A lot of military children take these changes in stride and some even thrive on them, but it is hard also – kids have to rebuild their world every time they move.  UF/IFAS Extension and 4-H are proud to be a part of the military family working with youth centers across the nation to have some consistency for youth in these situations and who are making these moves. Here locally we want you to join us in showing your support.

So what can you do to show them that we appreciate their sacrifices?

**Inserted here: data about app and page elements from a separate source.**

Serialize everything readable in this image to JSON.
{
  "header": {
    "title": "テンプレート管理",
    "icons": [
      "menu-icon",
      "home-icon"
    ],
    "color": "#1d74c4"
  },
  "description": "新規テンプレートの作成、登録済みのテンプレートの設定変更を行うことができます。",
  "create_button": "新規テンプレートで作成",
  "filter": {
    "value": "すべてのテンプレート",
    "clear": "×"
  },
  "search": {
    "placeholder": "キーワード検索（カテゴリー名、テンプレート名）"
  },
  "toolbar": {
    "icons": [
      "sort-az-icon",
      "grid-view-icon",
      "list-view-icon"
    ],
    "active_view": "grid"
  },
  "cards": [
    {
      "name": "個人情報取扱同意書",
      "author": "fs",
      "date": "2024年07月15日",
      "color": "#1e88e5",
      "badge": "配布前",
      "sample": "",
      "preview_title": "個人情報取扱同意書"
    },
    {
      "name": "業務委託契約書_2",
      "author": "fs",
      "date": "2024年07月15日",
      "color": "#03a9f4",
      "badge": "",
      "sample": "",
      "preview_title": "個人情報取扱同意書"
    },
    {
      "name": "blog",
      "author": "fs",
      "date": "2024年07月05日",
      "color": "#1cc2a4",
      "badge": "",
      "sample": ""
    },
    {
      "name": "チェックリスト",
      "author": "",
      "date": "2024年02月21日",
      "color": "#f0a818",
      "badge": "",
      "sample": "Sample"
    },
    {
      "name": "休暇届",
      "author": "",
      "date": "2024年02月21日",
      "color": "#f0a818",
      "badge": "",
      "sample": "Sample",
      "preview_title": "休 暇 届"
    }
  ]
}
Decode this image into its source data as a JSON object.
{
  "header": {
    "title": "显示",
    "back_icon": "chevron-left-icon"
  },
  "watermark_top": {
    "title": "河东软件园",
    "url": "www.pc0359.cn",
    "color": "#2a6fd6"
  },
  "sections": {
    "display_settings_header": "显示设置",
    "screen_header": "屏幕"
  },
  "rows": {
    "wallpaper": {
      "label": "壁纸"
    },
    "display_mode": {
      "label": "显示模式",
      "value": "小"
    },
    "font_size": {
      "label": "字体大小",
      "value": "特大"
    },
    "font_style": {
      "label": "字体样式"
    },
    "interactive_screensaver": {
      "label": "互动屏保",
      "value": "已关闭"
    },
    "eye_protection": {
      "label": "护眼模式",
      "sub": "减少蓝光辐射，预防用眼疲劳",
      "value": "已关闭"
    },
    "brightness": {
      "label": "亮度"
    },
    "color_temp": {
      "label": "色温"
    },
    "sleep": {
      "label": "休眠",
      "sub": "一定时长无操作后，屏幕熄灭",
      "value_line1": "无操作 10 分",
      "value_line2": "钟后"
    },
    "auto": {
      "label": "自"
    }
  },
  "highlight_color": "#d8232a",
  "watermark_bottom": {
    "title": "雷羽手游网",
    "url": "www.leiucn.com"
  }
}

1. Participate in the 4th annual Purple Up! For Military Kids Wear purple on Friday, April 10th, as a visible way to show support and thank military children for their strength and sacrifices. Why purple? Purple is the color that symbolizes all branches of the military, as it is the combination of Army green, Coast Guard blue, Air Force blue, Marine red and Navy blue.

2. Ask others to Purple Up! We hope everyone will take this opportunity to appreciate and celebrate these young heroes and to thank military families for their support and the freedoms they provide us by their service and sacrifices.  Here are a few ideas:

  • Ask your local, regional, state, and federal officials to wear purple on April 10thpurple up logo
  • Engage fraternal organizations, social clubs, and Rotary groups
  • Request local businesses to post a Purple Up! message on their roadside signs
  • Ask stores and restaurants to put a Purple Up! flyer in their business window
  • Suggest companies and businesses ask their employees to wear purple
  • Invite coworkers, as well as members of your spiritual community, exercise class, or golf league to join you in showing support for the military youth in your town by wearing purple on April 10th.

For more information, contact Paula Davis, Ed.D. at the Bay County Extension Office at 850-784-6105.  All programs are open to all persons regardless of race, color, age, sex, handicap or national origin.

PG

Author: pmdavis – pmdavis@ufl.edu

4-H Youth Development Faculty Bay County Extension
http://bay.ifas.ufl.edu/4-h/

pmdavis

Permanent link to this article: http://franklin.ifas.ufl.edu/newsletters/2015/04/08/4-h-goes-purple-to-show-support-to-military-families/